Predictably enough, the hideous creatures increase in both strength and numbers as you progress through the game but it’s worth taking them on rather than running as each will explode in a shower of coins upon defeat! Whilst this does break the illusion a little, they are nonetheless invaluable sources of money which is needed to make decent progress. Money can also be found in a few other places, as can numerous other items. Some of them are useful but not very exciting such as keys, bank and ID cards, stamps, etc. Others are a bit more interesting but less useful such as an array of new t-shirts! Various foods and ‘Hassy’ drinks can also be found or bought which replenish your energy level to a varying degree depending on what you consume.
One of the biggest attractions of games like this is their realism which is probably why they, as a genre, were born relatively recently as a result of the ever-increasing power of home systems.
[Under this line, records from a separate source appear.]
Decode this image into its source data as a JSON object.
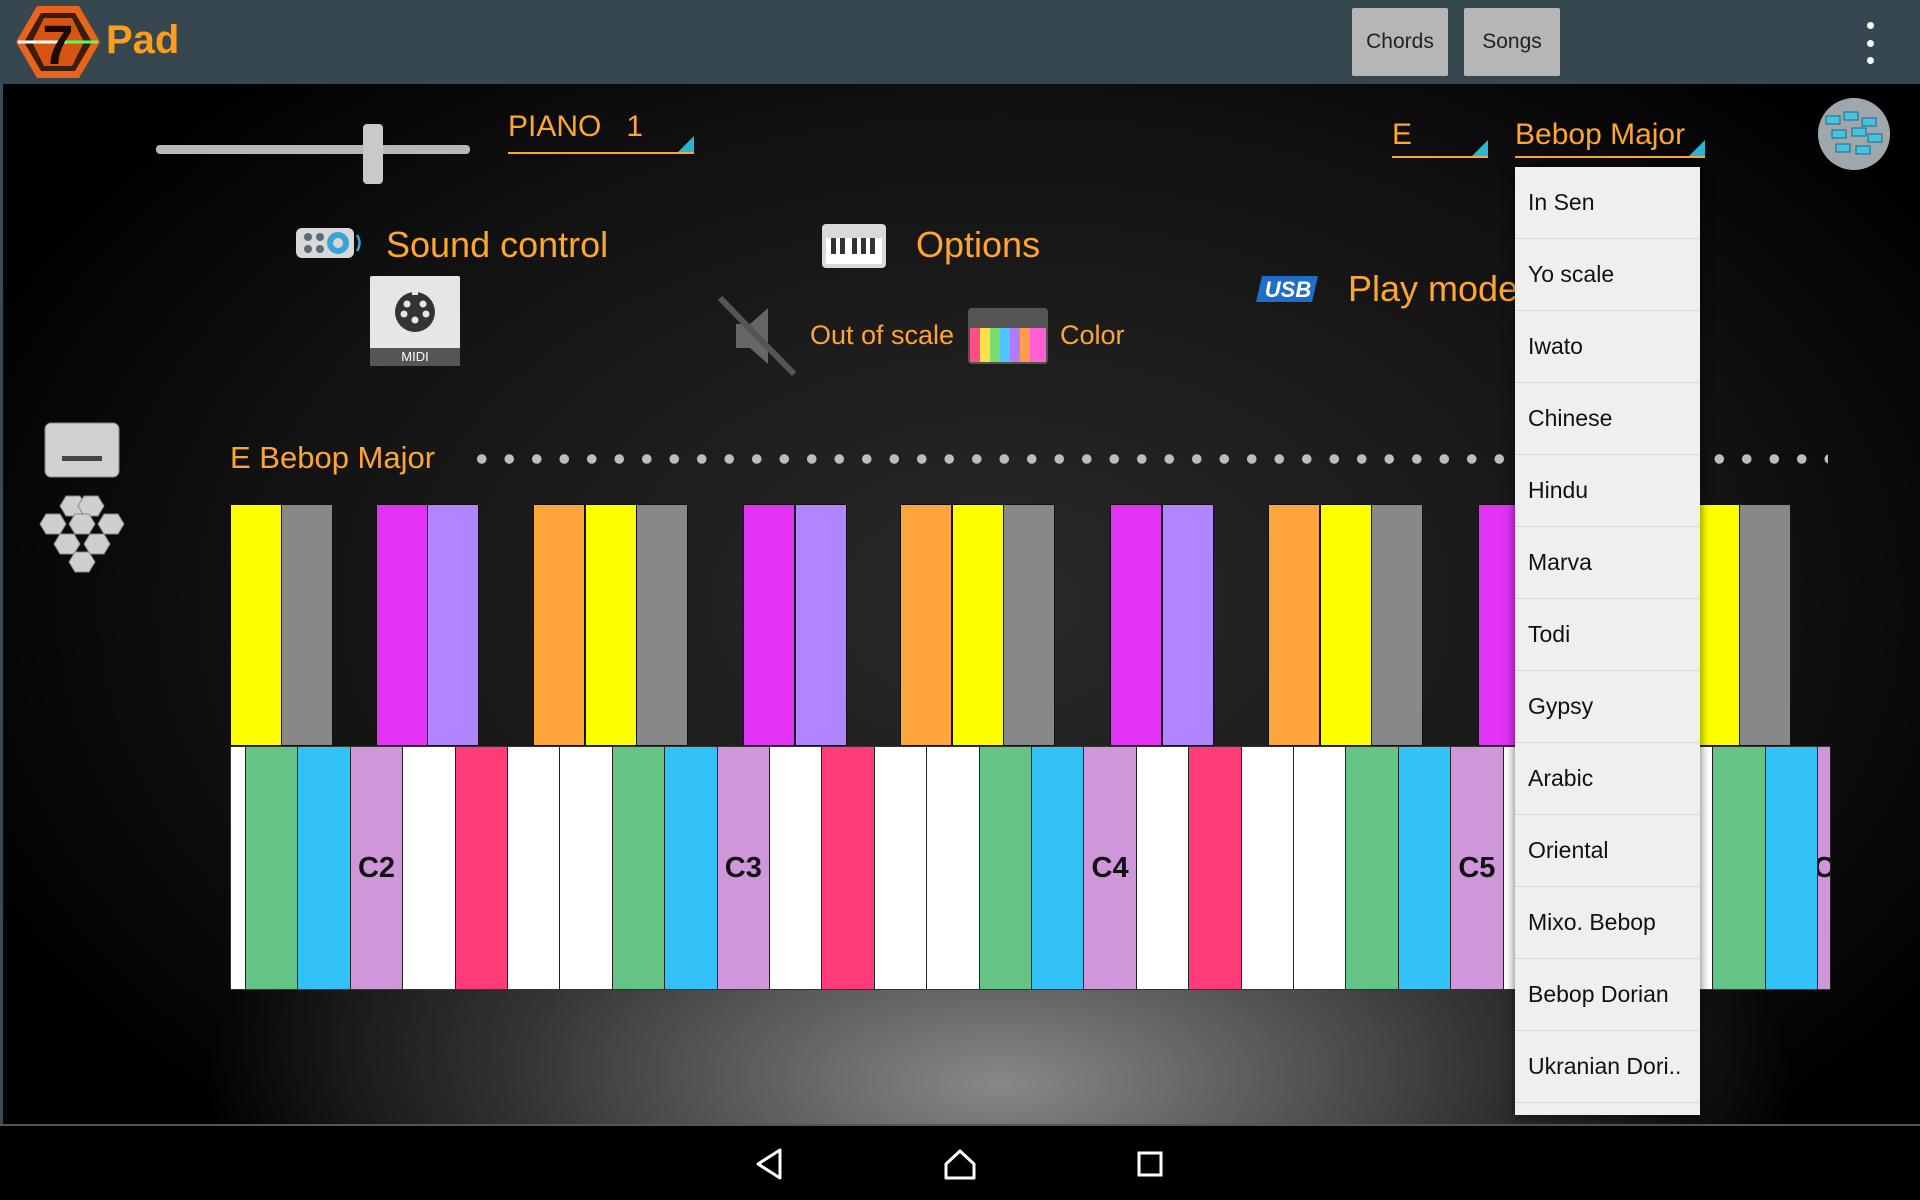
{
  "app": {
    "title": "Pad",
    "logo_digit": "7"
  },
  "toolbar": {
    "chords_label": "Chords",
    "songs_label": "Songs",
    "overflow_icon": "overflow-menu-icon"
  },
  "controls": {
    "volume_level": 0.69,
    "instrument": "PIANO   1",
    "key": "E",
    "scale": "Bebop Major",
    "sound_control_label": "Sound control",
    "midi_label": "MIDI",
    "options_label": "Options",
    "out_of_scale_label": "Out of scale",
    "color_label": "Color",
    "play_mode_label": "Play mode",
    "usb_label": "USB"
  },
  "scale_title": "E Bebop Major",
  "colors": {
    "accent": "#ffa531",
    "toolbar_bg": "#37474f",
    "spinner_triangle": "#29b6d6"
  },
  "keyboard": {
    "upper_keys": [
      {
        "color": "#ffff00"
      },
      {
        "color": "#888888"
      },
      {
        "color": "#e333f5"
      },
      {
        "color": "#b085ff"
      },
      {
        "color": "#ffa53b"
      },
      {
        "color": "#ffff00"
      },
      {
        "color": "#888888"
      },
      {
        "color": "#e333f5"
      },
      {
        "color": "#b085ff"
      },
      {
        "color": "#ffa53b"
      },
      {
        "color": "#ffff00"
      },
      {
        "color": "#888888"
      },
      {
        "color": "#e333f5"
      },
      {
        "color": "#b085ff"
      },
      {
        "color": "#ffa53b"
      },
      {
        "color": "#ffff00"
      },
      {
        "color": "#888888"
      },
      {
        "color": "#e333f5"
      },
      {
        "color": "#b085ff"
      },
      {
        "color": "#ffa53b"
      },
      {
        "color": "#ffff00"
      },
      {
        "color": "#888888"
      }
    ],
    "lower_keys": [
      {
        "color": "#ffffff",
        "label": ""
      },
      {
        "color": "#66c386",
        "label": ""
      },
      {
        "color": "#33c2f8",
        "label": ""
      },
      {
        "color": "#d096da",
        "label": "C2"
      },
      {
        "color": "#ffffff",
        "label": ""
      },
      {
        "color": "#ff3c78",
        "label": ""
      },
      {
        "color": "#ffffff",
        "label": ""
      },
      {
        "color": "#ffffff",
        "label": ""
      },
      {
        "color": "#66c386",
        "label": ""
      },
      {
        "color": "#33c2f8",
        "label": ""
      },
      {
        "color": "#d096da",
        "label": "C3"
      },
      {
        "color": "#ffffff",
        "label": ""
      },
      {
        "color": "#ff3c78",
        "label": ""
      },
      {
        "color": "#ffffff",
        "label": ""
      },
      {
        "color": "#ffffff",
        "label": ""
      },
      {
        "color": "#66c386",
        "label": ""
      },
      {
        "color": "#33c2f8",
        "label": ""
      },
      {
        "color": "#d096da",
        "label": "C4"
      },
      {
        "color": "#ffffff",
        "label": ""
      },
      {
        "color": "#ff3c78",
        "label": ""
      },
      {
        "color": "#ffffff",
        "label": ""
      },
      {
        "color": "#ffffff",
        "label": ""
      },
      {
        "color": "#66c386",
        "label": ""
      },
      {
        "color": "#33c2f8",
        "label": ""
      },
      {
        "color": "#d096da",
        "label": "C5"
      },
      {
        "color": "#ffffff",
        "label": ""
      },
      {
        "color": "#ff3c78",
        "label": ""
      },
      {
        "color": "#ffffff",
        "label": ""
      },
      {
        "color": "#ffffff",
        "label": ""
      },
      {
        "color": "#66c386",
        "label": ""
      },
      {
        "color": "#33c2f8",
        "label": ""
      },
      {
        "color": "#d096da",
        "label": "C"
      }
    ]
  },
  "dropdown": {
    "items": [
      "In Sen",
      "Yo scale",
      "Iwato",
      "Chinese",
      "Hindu",
      "Marva",
      "Todi",
      "Gypsy",
      "Arabic",
      "Oriental",
      "Mixo. Bebop",
      "Bebop Dorian",
      "Ukranian Dori.."
    ]
  },
  "navbar": {
    "back_icon": "back-icon",
    "home_icon": "home-icon",
    "recents_icon": "recents-icon"
  }
}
After all, only so much realism could be achieved on the older and more limited cartridge and disc-based machines! Accordingly, considering it was one of the first Dreamcast games, Blue Stinger is a fantastic-looking game. The intro and cut-scenes are great (although the lip-syncing is a little ropey) and this was one of the first games on any system to feature a fully-3D game environment. The scale and atmosphere this helps to convey is pretty darn good and all the characters, especially the gruesome monsters, look superb. Some of the boss monsters are enormous and mightily impressive!
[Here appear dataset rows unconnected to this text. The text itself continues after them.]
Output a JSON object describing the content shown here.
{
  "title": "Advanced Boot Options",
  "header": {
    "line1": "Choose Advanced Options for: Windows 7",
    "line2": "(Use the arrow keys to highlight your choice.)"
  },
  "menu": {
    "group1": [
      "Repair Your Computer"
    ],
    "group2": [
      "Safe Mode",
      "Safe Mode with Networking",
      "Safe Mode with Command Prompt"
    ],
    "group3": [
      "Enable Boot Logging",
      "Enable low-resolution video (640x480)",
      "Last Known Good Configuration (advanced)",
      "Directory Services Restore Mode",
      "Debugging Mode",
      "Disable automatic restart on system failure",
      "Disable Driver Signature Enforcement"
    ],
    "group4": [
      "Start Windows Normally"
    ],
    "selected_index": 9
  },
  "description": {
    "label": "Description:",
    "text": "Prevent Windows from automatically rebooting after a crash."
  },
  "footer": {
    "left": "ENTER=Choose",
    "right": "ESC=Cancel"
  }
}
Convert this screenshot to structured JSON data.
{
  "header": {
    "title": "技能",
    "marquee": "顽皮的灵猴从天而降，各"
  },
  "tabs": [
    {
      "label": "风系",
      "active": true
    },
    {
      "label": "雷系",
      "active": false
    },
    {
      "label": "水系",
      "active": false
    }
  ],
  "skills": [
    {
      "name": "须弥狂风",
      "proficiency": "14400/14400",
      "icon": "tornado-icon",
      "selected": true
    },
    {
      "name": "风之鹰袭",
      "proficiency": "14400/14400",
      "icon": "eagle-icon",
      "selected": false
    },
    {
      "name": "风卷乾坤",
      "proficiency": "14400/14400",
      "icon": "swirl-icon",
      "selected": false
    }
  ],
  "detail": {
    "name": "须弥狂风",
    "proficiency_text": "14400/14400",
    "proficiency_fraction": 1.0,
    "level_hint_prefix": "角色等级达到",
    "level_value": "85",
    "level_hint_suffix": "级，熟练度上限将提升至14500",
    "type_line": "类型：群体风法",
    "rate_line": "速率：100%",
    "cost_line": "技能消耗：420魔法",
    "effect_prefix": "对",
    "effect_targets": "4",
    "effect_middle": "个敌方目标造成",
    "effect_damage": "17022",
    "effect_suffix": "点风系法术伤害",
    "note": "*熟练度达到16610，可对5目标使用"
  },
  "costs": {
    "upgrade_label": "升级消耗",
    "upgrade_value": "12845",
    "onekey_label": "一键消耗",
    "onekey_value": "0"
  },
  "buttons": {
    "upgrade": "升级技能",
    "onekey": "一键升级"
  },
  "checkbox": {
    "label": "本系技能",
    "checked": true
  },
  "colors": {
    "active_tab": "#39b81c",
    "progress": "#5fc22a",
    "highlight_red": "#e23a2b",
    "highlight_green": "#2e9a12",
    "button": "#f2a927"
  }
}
The various areas of the game have been well thought-out too and the attention to detail is top-notch. For example, the game apparently takes place near Christmas as there are decorations and jingly music around the shopping area! The voice-acting, whilst not cringe-inducing, is a little below-par but the rest of the music is of a high standard too. Some of it’s creepy as you would expect, but that Christmas tune is brilliant. There’s something very surreal about shooting the crap out of disgusting, mutated creatures while music as happy and jolly as that is playing! A vast majority of the game is viewed from a third-person perspective and, mercifully in my opinion, control over Eliot/Dogs is more akin to Tomb Raider than Resident Evil which gives the game a lot more immediacy and is greatly beneficial to the enjoyment of the game.
And enjoyable it is too. The graphics, sound, presentation, etc are all about as good as you could expect for a Dreamcast launch title and they still impress today but for one problem – the camera. Yep, it was a familiar story in the late 90’s. The view of the action is very good until you find yourself in a cramped corner or something similar, at which point it doesn’t seem to know where to go! That said, it’s not a game-ruining problem and it shouldn’t dissuade you from playing Blue Stinger. The story is engrossing and the interaction between the characters is superb with some amusing banter between them all. The shady Dogs rarely seems at ease with Eliot and even less so when Janine’s around (I suspect he’d be ever more incensed if he knew about the revealing pics Sega hid away of her on the game disc!).
Aside from the camera problem there really isn’t and bad points to this game. There’s a genuine urge to unravel the mystery and see how things end and there’s a good 10-15 hours of tense and atmospheric gameplay before you’ll get to find that out. There’s also enough secrets and small side-quests to encourage multiple play-throughs and it’s enjoyable each time. A survival horror beginner I may be, but I’d like to think I know a good game when I see one, and this is certainly that.
RKS Score: 8/10